This birthday more than any other has been very difficult for me, because of the year that we have had, the loss of my mum, the disposal of her assets and the family home ,and  the loss of all the ever present constants in my life.


I was not expecting much of Tuesday, my birthday is so close to Christmas that it gets swamped by the aforementioned  festival, birthday presents in Christmas paper ( grrrr! ) and birthday presents AT Christmas ( double grrr!! ) but I was expecting a day of reflection, a morose day, during which I would do nothing but think about my mum, and mourn her abscence.


I DID think about her quite a lot, and did shed a tear or two in her rememberance.  Every year she used to call me at sometime during the day, and sweetly sing happy birthday to me down the telephone, or if I was lucky, would sing it to me in person. She knew that because it was so close to Christmas my birthday would get lost, and she always went out of her way to try to make it special,  picking special birthday cards and  chosing the words with such loving care, that the card became a present on it’s own, because part of her gift was the time she had taken to pick the card with the right words in, and the message that she wrote in it.


Most years I didn’t really take much notice to be honest, but the last few years, as I’ve aged, and become a bit more aware and appreciative  of the effort she was making, I looked forward to her call,  her card, and that message in it.

Not having that this year, that annual birthday confirmation of love and care, has hit me hard. The realisation that she is never going to sing happy birthday to me again, has been heart breaking and I’ve not been looking forward to this birthday at all.


 I won’t even mention Christmas.


Ever since she died, I’ve been waiting for her to come and visit me, every night looking at her picture beside my bed, a tear in my eye, wishing she would come and see me,so that we could  catch up and spend a few fleeting minutes together. 

Every morning I wake up ( after a night of sleeplessness tossing and turning) disappointed….

until the night of the 19th December. ..

I can’t remember all of my dream, and the circumstances within, but I do remember stroking her hair, kissing her on her cheeks, and on her forehead, and telling her that I loved her and missed her so so much….

And then I woke up.. I couldn’t get back into the dream, and I don’t know if she said anything to me, I seem to think she did, but I can’t remember what she said…BUT after nearly 5 months, and the day before my birthday, she had made it.

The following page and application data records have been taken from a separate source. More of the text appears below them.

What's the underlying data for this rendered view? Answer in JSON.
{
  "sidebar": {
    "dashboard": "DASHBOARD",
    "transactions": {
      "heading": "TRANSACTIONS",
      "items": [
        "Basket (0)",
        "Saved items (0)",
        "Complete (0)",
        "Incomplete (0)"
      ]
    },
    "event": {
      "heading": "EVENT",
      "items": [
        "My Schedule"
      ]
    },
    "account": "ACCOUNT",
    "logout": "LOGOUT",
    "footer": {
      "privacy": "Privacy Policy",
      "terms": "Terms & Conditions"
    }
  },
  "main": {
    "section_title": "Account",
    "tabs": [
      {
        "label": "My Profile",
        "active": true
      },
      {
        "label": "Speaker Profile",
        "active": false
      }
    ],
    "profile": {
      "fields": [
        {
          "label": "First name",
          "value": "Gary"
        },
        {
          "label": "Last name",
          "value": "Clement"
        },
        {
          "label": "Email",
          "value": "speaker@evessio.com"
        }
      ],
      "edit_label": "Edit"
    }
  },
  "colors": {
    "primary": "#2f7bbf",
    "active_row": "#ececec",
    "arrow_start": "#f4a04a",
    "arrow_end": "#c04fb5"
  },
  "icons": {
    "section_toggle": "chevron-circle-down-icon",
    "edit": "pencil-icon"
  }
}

I can’t describe my state of mind now, I’m still upset, but I’m not on the edge of  the  flood of tears that have been bursting out. It’s been close a few times, and I know there will be tear filled episodes in the future, ( Christmas probably when we toast absent friends at dinner )  but I feel like she has helped me accept what has happenend, and maybe, just maybe I’ve turned that corner.

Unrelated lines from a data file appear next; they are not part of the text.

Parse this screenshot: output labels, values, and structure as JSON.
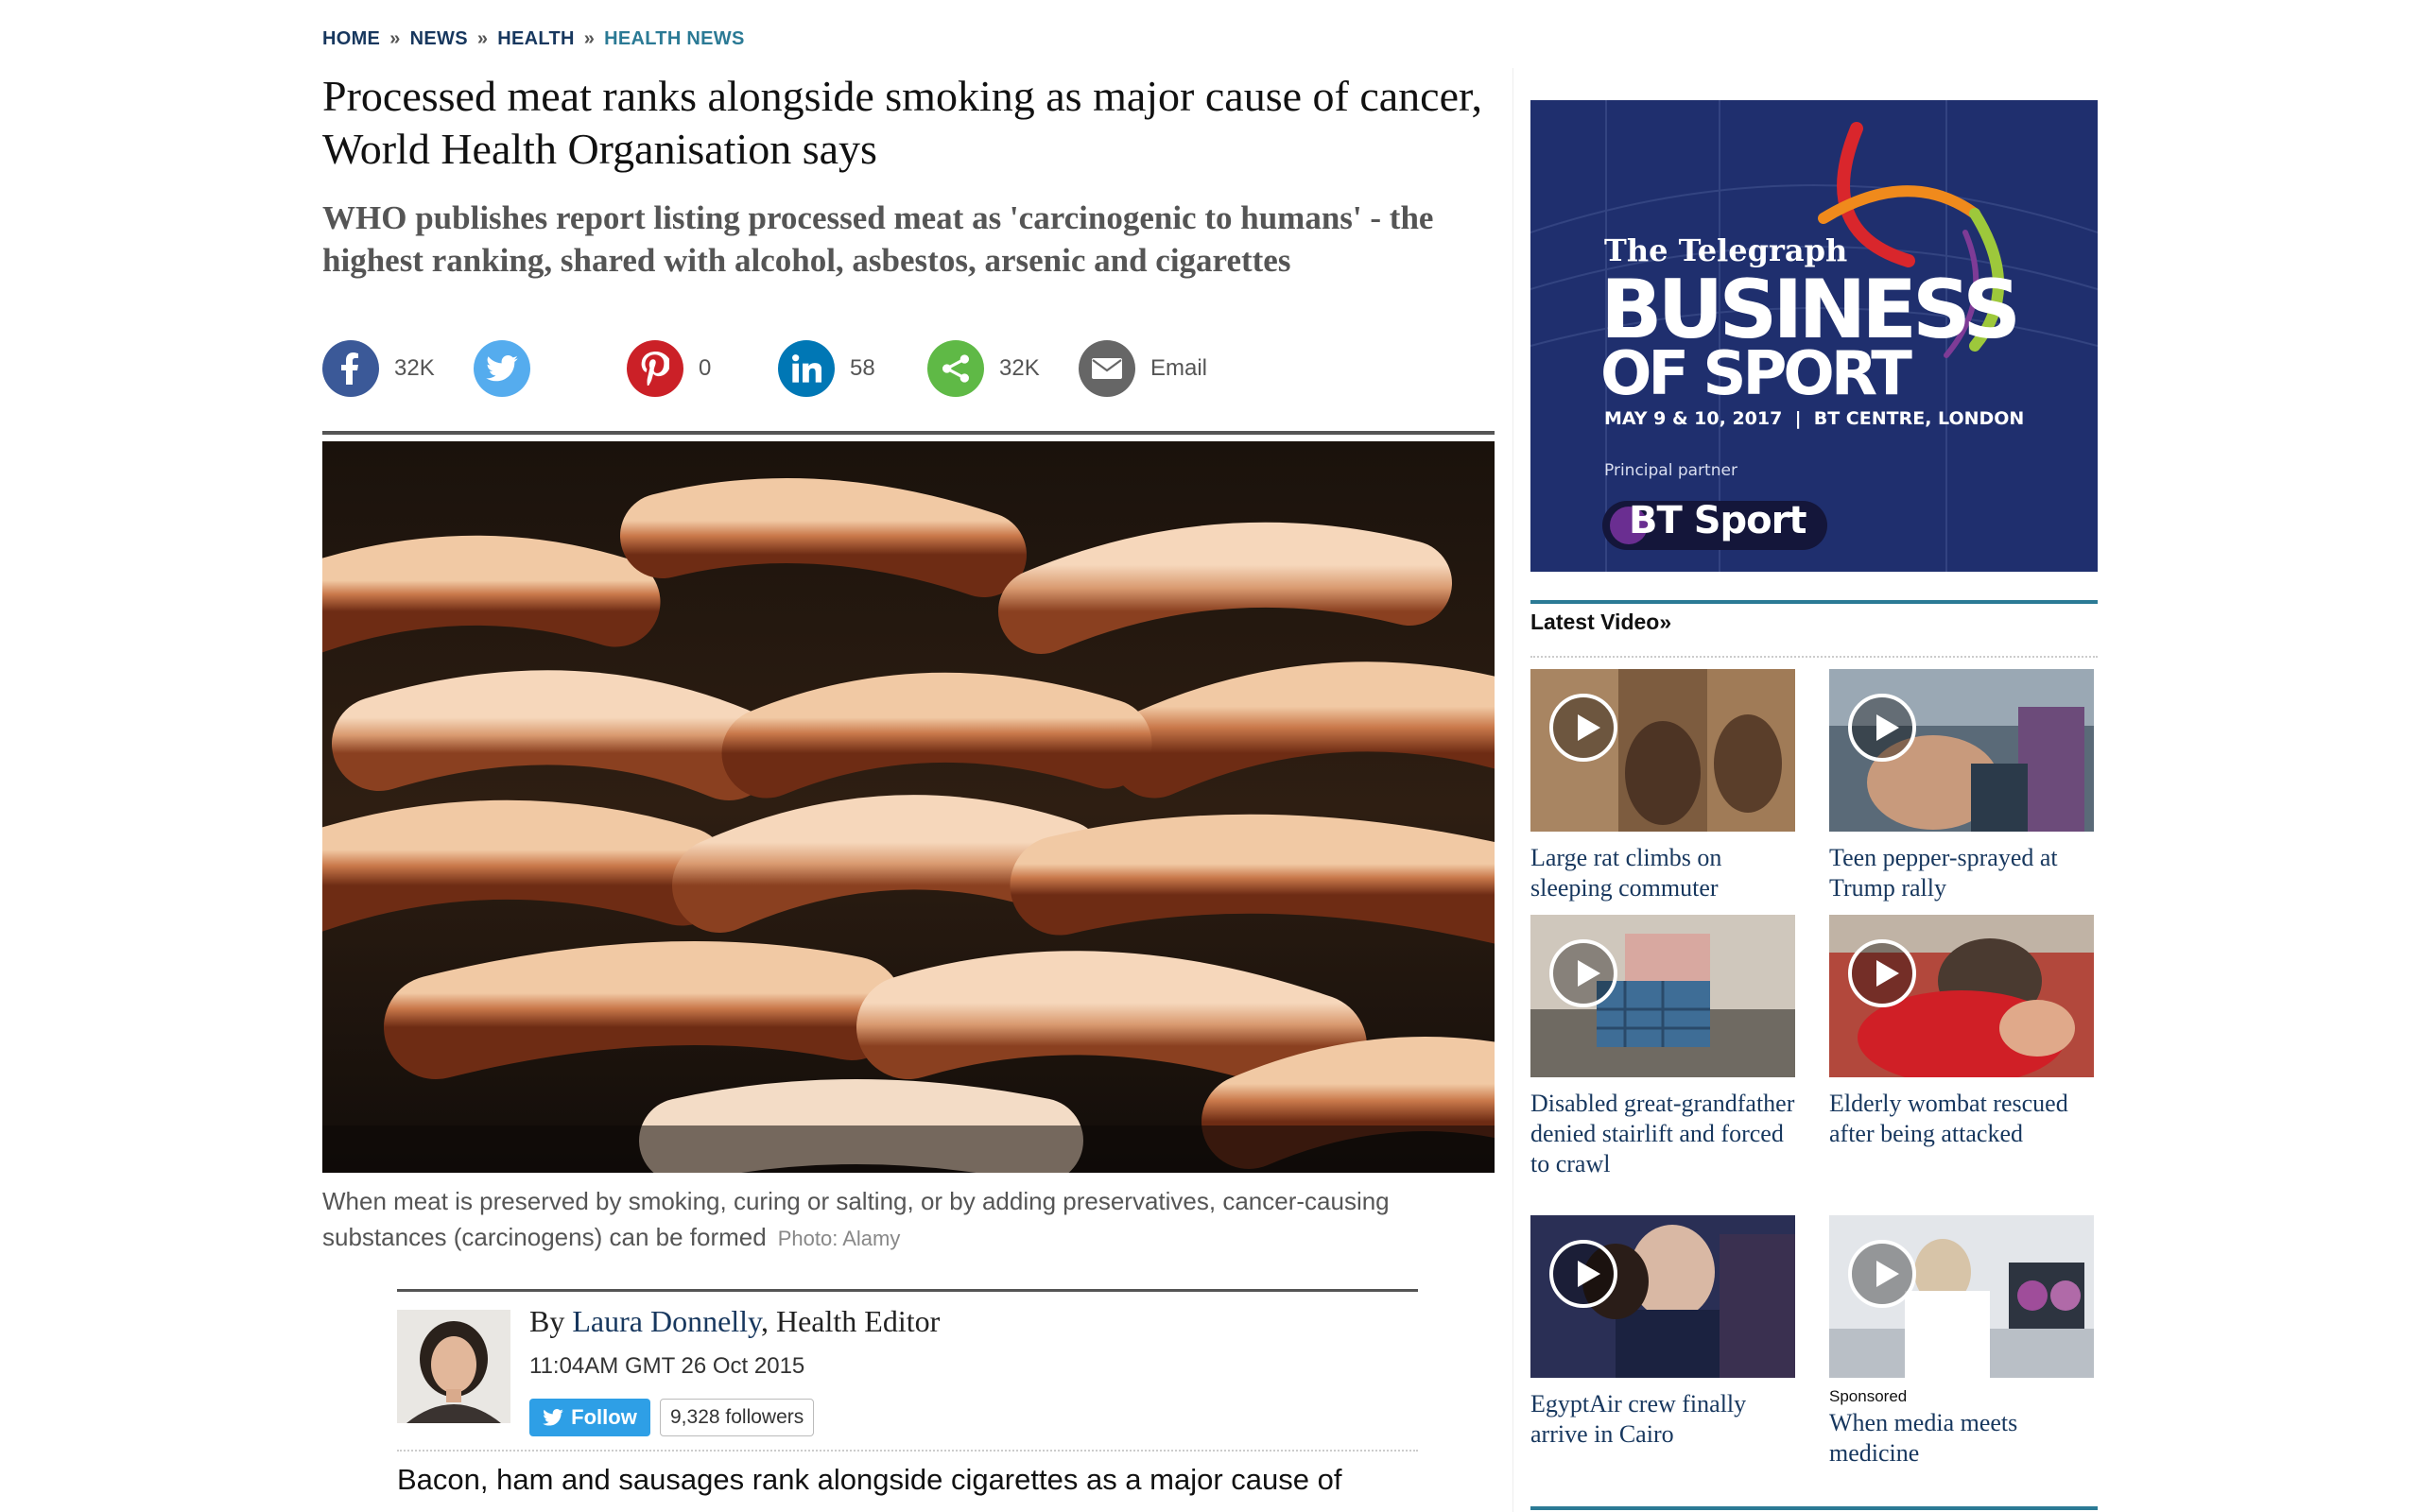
{
  "breadcrumb": [
    "HOME",
    "NEWS",
    "HEALTH",
    "HEALTH NEWS"
  ],
  "article": {
    "headline": "Processed meat ranks alongside smoking as major cause of cancer, World Health Organisation says",
    "standfirst": "WHO publishes report listing processed meat as 'carcinogenic to humans' - the highest ranking, shared with alcohol, asbestos, arsenic and cigarettes",
    "caption": "When meat is preserved by smoking, curing or salting, or by adding preservatives, cancer-causing substances (carcinogens) can be formed",
    "photo_credit": "Photo: Alamy",
    "byline_prefix": "By ",
    "author": "Laura Donnelly",
    "author_role": ", Health Editor",
    "timestamp": "11:04AM GMT 26 Oct 2015",
    "follow_label": "Follow",
    "followers": "9,328 followers",
    "body_first_line": "Bacon, ham and sausages rank alongside cigarettes as a major cause of"
  },
  "share": {
    "facebook_count": "32K",
    "pinterest_count": "0",
    "linkedin_count": "58",
    "share_count": "32K",
    "email_label": "Email",
    "colors": {
      "facebook": "#3b5998",
      "twitter": "#55acee",
      "pinterest": "#cb2027",
      "linkedin": "#0077b5",
      "share": "#5fb946",
      "email": "#666666"
    }
  },
  "ad": {
    "brand": "The Telegraph",
    "line1": "BUSINESS",
    "line2": "OF SPORT",
    "dates": "MAY 9 & 10, 2017  |  BT CENTRE, LONDON",
    "partner_label": "Principal partner",
    "partner": "BT Sport"
  },
  "latest_video": {
    "title": "Latest Video»",
    "videos": [
      {
        "title": "Large rat climbs on sleeping commuter"
      },
      {
        "title": "Teen pepper-sprayed at Trump rally"
      },
      {
        "title": "Disabled great-grandfather denied stairlift and forced to crawl"
      },
      {
        "title": "Elderly wombat rescued after being attacked"
      },
      {
        "title": "EgyptAir crew finally arrive in Cairo"
      },
      {
        "title": "When media meets medicine",
        "sponsored": "Sponsored"
      }
    ]
  }
}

I know that I’ll  always love her and that  I will never forget her, and that I miss her more than I could have  ever imagined. Hopefully , when my time comes, she will there with my Dad to guide me into whatever there is after this life.

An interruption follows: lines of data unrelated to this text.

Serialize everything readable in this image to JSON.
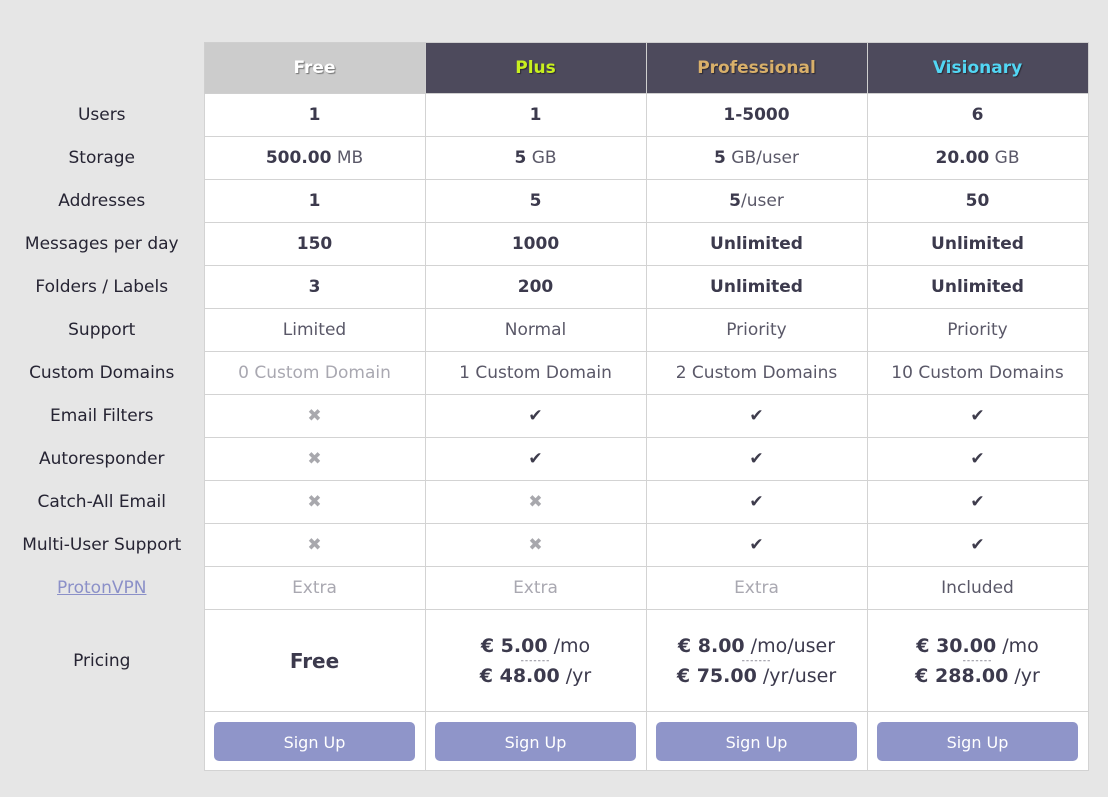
{
  "plans": [
    {
      "name": "Free",
      "color": "#ffffff"
    },
    {
      "name": "Plus",
      "color": "#c8f01e"
    },
    {
      "name": "Professional",
      "color": "#d9b06a"
    },
    {
      "name": "Visionary",
      "color": "#52d6f4"
    }
  ],
  "rows": {
    "users": {
      "label": "Users",
      "values": [
        "1",
        "1",
        "1-5000",
        "6"
      ]
    },
    "storage": {
      "label": "Storage",
      "values": [
        {
          "amount": "500.00",
          "unit": " MB"
        },
        {
          "amount": "5",
          "unit": " GB"
        },
        {
          "amount": "5",
          "unit": " GB/user"
        },
        {
          "amount": "20.00",
          "unit": " GB"
        }
      ]
    },
    "addresses": {
      "label": "Addresses",
      "values": [
        {
          "amount": "1",
          "unit": ""
        },
        {
          "amount": "5",
          "unit": ""
        },
        {
          "amount": "5",
          "unit": "/user"
        },
        {
          "amount": "50",
          "unit": ""
        }
      ]
    },
    "messages": {
      "label": "Messages per day",
      "values": [
        "150",
        "1000",
        "Unlimited",
        "Unlimited"
      ]
    },
    "folders": {
      "label": "Folders / Labels",
      "values": [
        "3",
        "200",
        "Unlimited",
        "Unlimited"
      ]
    },
    "support": {
      "label": "Support",
      "values": [
        "Limited",
        "Normal",
        "Priority",
        "Priority"
      ]
    },
    "domains": {
      "label": "Custom Domains",
      "values": [
        "0 Custom Domain",
        "1 Custom Domain",
        "2 Custom Domains",
        "10 Custom Domains"
      ]
    },
    "filters": {
      "label": "Email Filters",
      "values": [
        false,
        true,
        true,
        true
      ]
    },
    "autoresponder": {
      "label": "Autoresponder",
      "values": [
        false,
        true,
        true,
        true
      ]
    },
    "catchall": {
      "label": "Catch-All Email",
      "values": [
        false,
        false,
        true,
        true
      ]
    },
    "multiuser": {
      "label": "Multi-User Support",
      "values": [
        false,
        false,
        true,
        true
      ]
    },
    "vpn": {
      "label": "ProtonVPN",
      "values": [
        "Extra",
        "Extra",
        "Extra",
        "Included"
      ]
    },
    "pricing": {
      "label": "Pricing",
      "free_label": "Free",
      "separator": "-------",
      "values": [
        null,
        {
          "monthly": "€ 5.00",
          "monthly_unit": " /mo",
          "yearly": "€ 48.00",
          "yearly_unit": " /yr"
        },
        {
          "monthly": "€ 8.00",
          "monthly_unit": " /mo/user",
          "yearly": "€ 75.00",
          "yearly_unit": " /yr/user"
        },
        {
          "monthly": "€ 30.00",
          "monthly_unit": " /mo",
          "yearly": "€ 288.00",
          "yearly_unit": " /yr"
        }
      ]
    }
  },
  "icons": {
    "check": "✔",
    "cross": "✖"
  },
  "signup_label": "Sign Up"
}
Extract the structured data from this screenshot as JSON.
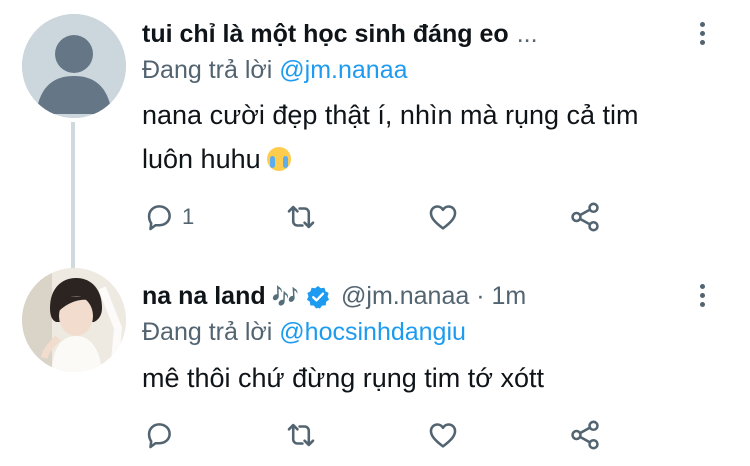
{
  "tweets": [
    {
      "display_name": "tui chỉ là một học sinh đáng eo",
      "name_ellipsis": "...",
      "reply_prefix": "Đang trả lời",
      "reply_to": "@jm.nanaa",
      "text_line1": "nana cười đẹp thật í, nhìn mà rụng cả tim",
      "text_line2": "luôn huhu",
      "emoji": "loudly-crying-face",
      "reply_count": "1",
      "avatar": "default-avatar-icon"
    },
    {
      "display_name": "na na land",
      "name_symbol": "🎶",
      "verified_color": "#1d9bf0",
      "handle_meta": "@jm.nanaa · 1m",
      "reply_prefix": "Đang trả lời",
      "reply_to": "@hocsinhdangiu",
      "text_line1": "mê thôi chứ đừng rụng tim tớ xótt",
      "avatar": "user-photo-avatar"
    }
  ],
  "colors": {
    "text": "#0f1419",
    "secondary": "#536471",
    "link": "#1d9bf0",
    "thread_line": "#cfd9de"
  },
  "icons": [
    "reply-icon",
    "retweet-icon",
    "like-icon",
    "share-icon",
    "more-icon",
    "verified-icon"
  ]
}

 Well, that’s my BIG milestone passed.. I’m still here, and feeling strangely calm.

The next biggie is Christmas…She used to love it, the occassion, all the family round her.

Christmas is full of happy memories for me, thanks to mum, and all my family.

I hope it stays that way.

Christmas 2003


Letting Go..

This gallery contains 3 photos.

Mum – 1958 aged 28 I feel like I’m living my life trapped in a bubble I can’t break free and it’s causing me trouble I don’t want to let go of the Mum that I’ve lost But I know … Continue reading


If only’s and what if’s ….

This gallery contains 1 photos.

  All my love always – it’s a two way thing What if I could go back in time Would I go back to see mum in her prime? Or would I go back to earlier days Ones that I … Continue reading